_What you should do_
Search the data below for the string "Razi" and copy all lines where it shows up.

'''

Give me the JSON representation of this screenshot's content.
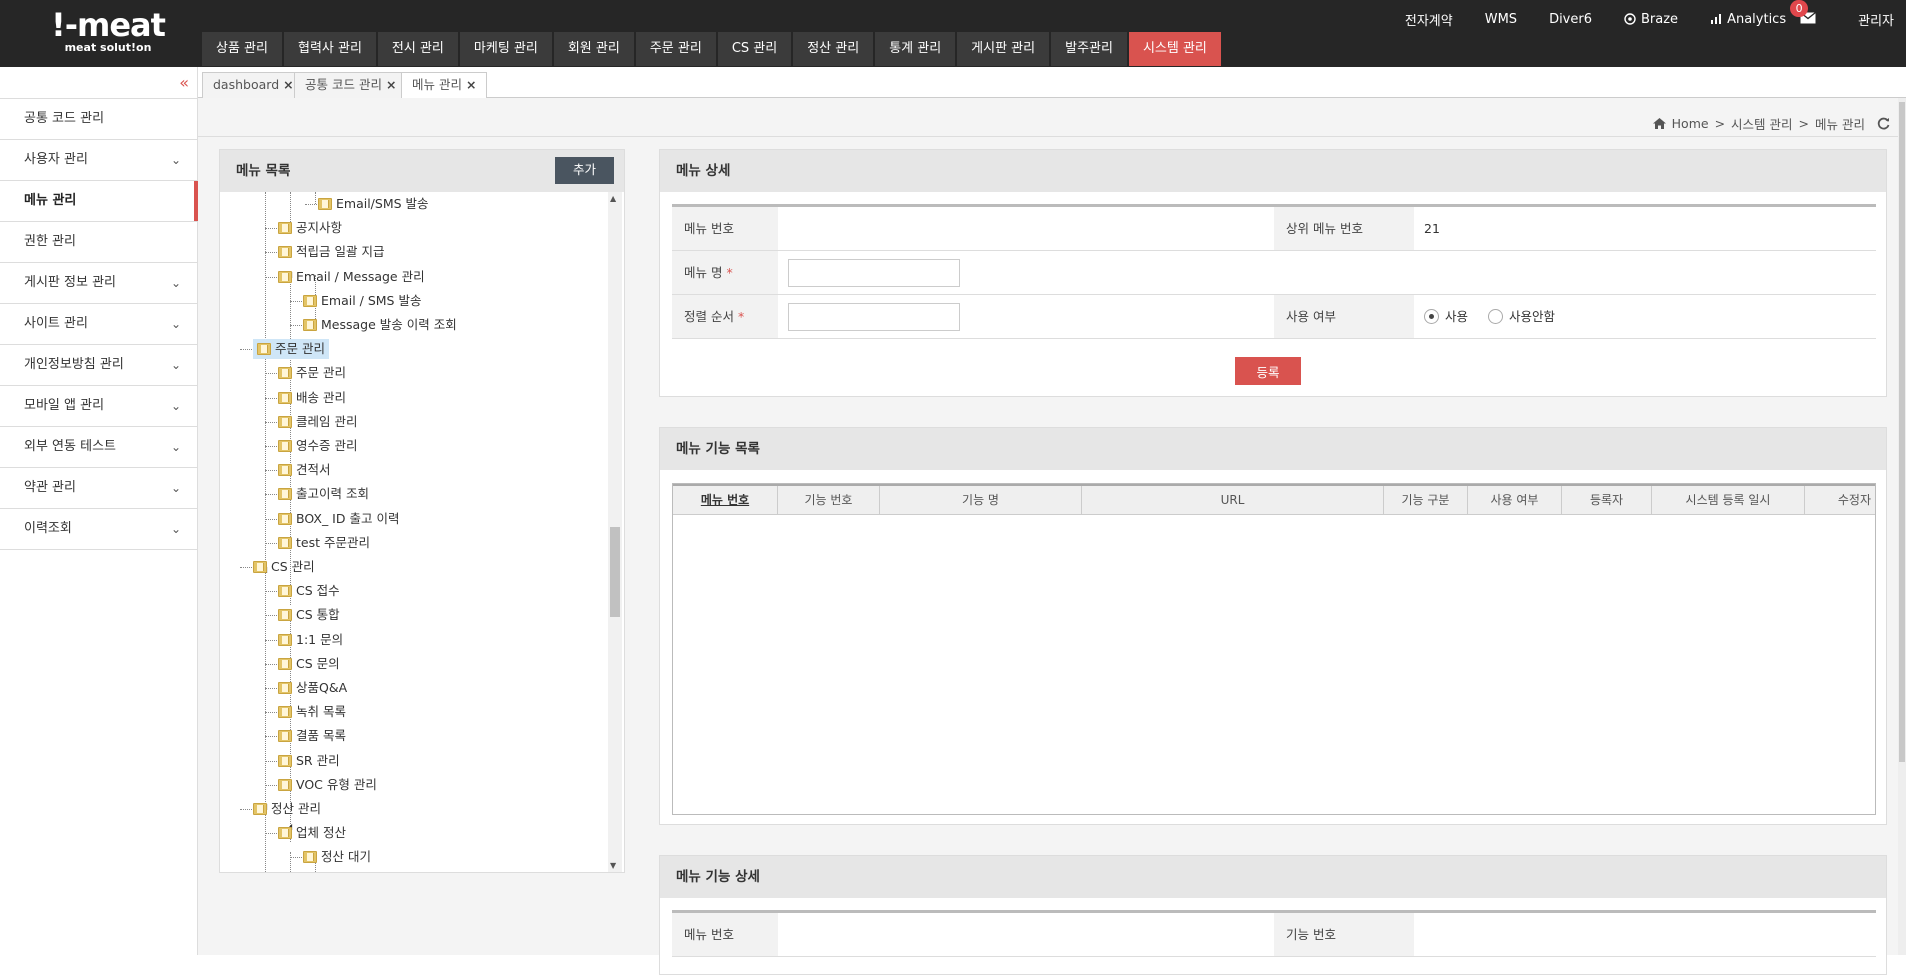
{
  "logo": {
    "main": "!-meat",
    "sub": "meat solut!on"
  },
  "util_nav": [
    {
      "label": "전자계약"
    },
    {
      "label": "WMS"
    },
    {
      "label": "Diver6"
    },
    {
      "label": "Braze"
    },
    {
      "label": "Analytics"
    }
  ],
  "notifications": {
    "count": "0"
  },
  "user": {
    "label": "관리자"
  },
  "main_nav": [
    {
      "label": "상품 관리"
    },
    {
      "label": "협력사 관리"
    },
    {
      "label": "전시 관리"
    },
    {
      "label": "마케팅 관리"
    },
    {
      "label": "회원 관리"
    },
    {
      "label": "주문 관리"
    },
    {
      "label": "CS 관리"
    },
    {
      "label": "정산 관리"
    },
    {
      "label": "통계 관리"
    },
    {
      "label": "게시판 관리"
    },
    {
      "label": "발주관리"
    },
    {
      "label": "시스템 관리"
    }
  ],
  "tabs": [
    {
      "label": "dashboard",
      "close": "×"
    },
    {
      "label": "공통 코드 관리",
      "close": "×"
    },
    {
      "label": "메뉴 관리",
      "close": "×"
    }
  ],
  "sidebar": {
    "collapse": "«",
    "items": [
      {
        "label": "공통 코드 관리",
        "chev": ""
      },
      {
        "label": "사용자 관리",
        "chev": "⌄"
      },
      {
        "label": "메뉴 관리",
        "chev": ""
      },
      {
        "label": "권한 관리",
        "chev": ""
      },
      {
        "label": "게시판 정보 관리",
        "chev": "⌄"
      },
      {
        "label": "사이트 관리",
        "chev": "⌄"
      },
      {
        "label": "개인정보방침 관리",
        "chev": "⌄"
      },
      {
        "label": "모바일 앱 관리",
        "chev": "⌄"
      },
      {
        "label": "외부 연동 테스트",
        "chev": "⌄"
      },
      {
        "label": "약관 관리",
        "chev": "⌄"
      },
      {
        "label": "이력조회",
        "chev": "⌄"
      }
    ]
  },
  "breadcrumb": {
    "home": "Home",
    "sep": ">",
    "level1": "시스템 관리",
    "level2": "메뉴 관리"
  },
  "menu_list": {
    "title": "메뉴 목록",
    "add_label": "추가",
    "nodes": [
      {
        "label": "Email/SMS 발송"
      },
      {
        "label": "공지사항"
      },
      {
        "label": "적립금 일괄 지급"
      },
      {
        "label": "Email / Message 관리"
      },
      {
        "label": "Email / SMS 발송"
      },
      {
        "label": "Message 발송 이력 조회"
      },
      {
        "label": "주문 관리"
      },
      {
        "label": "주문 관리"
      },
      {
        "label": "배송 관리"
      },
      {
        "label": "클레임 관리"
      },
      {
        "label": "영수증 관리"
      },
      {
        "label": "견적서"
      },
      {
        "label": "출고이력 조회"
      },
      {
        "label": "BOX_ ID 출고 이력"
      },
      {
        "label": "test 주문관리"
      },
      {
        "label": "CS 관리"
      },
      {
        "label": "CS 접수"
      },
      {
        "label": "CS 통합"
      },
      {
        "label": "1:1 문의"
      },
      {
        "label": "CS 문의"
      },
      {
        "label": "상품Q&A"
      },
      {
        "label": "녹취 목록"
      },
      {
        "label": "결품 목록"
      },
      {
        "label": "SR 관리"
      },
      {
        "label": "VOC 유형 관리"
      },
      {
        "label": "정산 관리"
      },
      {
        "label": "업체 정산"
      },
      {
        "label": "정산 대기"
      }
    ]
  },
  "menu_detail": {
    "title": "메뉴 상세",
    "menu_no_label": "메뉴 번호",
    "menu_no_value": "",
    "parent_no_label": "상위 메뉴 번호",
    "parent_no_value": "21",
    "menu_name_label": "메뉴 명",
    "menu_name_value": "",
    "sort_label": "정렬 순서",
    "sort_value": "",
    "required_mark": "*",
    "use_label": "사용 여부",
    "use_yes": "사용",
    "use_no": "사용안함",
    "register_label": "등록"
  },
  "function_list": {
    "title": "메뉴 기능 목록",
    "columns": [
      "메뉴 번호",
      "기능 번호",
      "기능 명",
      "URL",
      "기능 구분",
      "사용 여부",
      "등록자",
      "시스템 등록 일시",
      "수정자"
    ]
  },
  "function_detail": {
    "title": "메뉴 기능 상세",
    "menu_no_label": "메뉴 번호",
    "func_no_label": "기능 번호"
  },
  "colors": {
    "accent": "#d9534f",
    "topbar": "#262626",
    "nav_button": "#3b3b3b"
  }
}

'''
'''

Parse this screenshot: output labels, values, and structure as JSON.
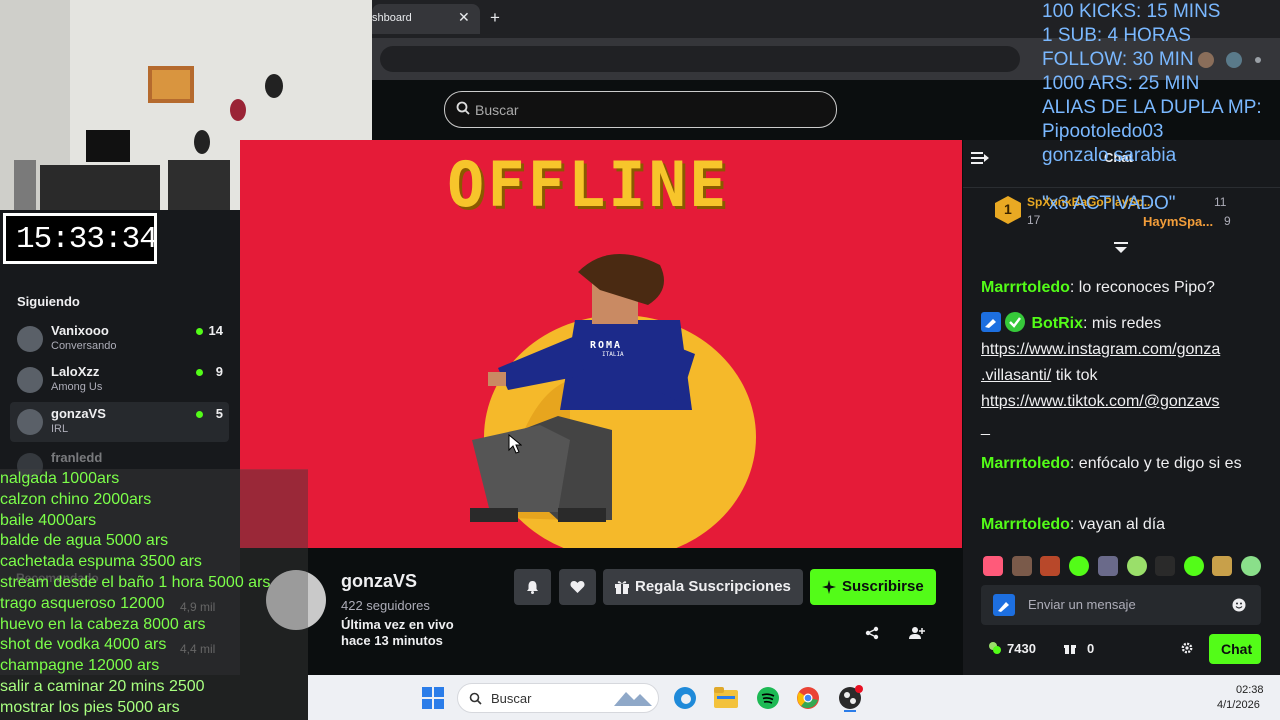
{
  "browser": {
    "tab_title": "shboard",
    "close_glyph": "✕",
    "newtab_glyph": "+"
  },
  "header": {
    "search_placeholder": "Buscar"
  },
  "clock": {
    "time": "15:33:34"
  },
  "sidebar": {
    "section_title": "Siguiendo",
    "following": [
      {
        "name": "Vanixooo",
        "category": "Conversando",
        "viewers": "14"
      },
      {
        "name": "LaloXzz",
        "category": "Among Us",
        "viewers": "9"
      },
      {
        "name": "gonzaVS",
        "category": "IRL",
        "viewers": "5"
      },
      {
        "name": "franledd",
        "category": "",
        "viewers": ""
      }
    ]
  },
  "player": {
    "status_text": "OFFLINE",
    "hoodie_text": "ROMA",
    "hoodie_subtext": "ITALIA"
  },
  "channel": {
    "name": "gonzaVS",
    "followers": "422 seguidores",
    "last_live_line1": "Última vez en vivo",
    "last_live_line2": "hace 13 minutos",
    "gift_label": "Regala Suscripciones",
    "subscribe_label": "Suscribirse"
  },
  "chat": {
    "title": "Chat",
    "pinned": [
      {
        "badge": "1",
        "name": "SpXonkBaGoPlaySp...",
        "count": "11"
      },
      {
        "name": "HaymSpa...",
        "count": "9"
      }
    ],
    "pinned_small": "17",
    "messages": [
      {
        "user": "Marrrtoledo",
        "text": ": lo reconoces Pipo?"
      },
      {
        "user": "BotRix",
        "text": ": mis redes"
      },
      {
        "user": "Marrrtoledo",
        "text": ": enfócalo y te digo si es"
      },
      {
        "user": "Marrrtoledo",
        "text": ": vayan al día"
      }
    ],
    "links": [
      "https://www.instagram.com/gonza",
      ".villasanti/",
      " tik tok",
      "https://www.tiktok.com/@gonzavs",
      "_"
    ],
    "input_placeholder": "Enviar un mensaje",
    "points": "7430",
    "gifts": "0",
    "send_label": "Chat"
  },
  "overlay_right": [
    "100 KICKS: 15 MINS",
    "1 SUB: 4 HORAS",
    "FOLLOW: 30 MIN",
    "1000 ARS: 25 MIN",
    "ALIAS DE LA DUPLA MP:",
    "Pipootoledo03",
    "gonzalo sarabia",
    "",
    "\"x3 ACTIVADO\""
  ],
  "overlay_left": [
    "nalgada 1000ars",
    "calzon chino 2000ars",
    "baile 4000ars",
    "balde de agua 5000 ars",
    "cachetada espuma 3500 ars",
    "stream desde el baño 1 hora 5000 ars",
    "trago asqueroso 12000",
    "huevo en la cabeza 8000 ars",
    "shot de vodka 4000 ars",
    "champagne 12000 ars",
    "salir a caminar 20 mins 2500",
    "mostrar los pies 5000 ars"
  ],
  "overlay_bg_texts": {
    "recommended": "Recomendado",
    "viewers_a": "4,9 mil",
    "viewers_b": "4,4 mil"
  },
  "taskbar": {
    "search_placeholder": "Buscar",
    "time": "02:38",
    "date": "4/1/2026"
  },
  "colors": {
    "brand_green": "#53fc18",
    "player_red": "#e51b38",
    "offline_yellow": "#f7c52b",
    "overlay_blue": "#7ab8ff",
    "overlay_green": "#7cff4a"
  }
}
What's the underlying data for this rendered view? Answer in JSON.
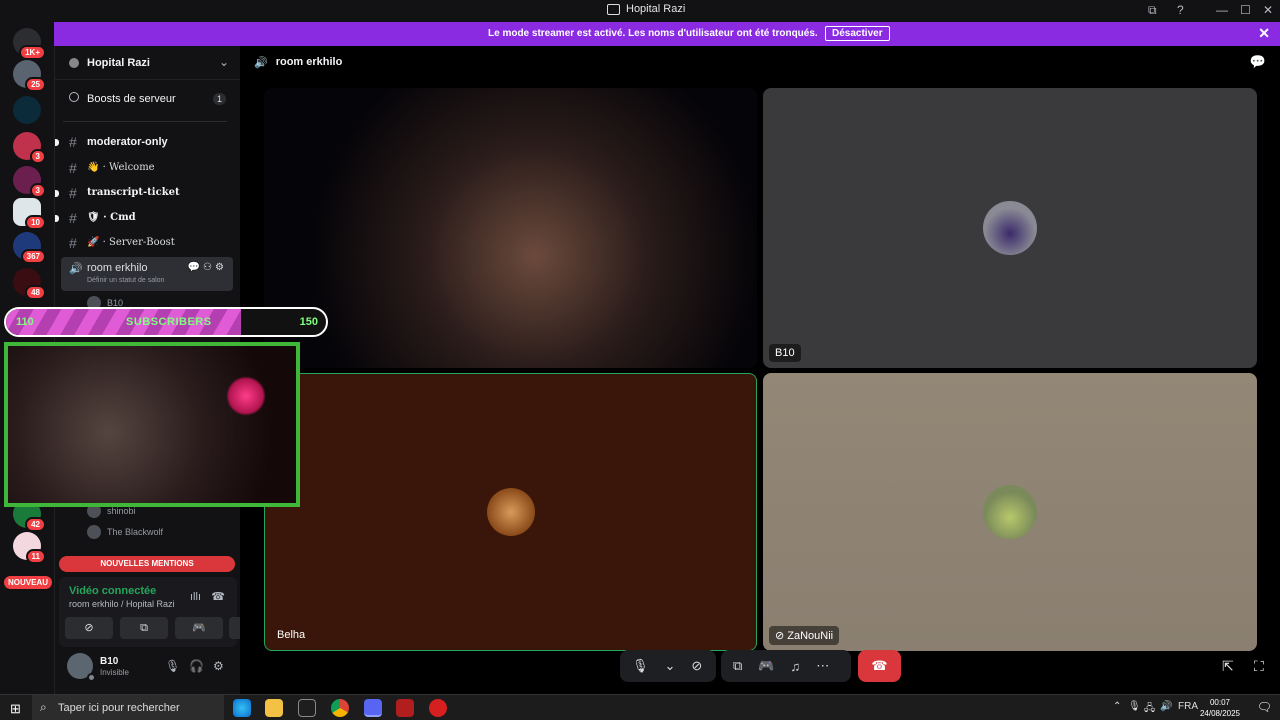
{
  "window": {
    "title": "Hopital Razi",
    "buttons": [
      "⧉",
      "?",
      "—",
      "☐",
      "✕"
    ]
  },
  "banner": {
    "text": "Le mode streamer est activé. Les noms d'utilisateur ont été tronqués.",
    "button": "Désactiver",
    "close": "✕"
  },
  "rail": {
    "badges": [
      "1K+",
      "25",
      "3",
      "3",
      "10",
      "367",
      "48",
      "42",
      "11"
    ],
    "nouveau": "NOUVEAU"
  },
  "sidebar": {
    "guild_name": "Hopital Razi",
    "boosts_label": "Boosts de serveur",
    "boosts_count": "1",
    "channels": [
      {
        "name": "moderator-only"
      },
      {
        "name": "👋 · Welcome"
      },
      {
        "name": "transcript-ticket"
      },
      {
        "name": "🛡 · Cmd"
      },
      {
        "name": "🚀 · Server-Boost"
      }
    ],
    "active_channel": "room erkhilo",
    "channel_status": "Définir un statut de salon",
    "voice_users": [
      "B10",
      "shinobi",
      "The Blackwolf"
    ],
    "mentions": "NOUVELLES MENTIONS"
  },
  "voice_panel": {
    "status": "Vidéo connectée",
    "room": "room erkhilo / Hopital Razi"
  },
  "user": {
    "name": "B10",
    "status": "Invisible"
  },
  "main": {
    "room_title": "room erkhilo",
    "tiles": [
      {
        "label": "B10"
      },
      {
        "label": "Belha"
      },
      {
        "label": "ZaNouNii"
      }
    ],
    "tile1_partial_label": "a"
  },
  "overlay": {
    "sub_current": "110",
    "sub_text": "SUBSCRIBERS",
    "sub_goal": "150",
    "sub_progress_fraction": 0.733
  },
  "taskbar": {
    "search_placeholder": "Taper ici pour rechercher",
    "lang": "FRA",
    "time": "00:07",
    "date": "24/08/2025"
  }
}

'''

_Response box_
    "title": "Hopital Razi",
    "guild_name": "Hopital Razi",
    "room": "room erkhilo / Hopital Razi"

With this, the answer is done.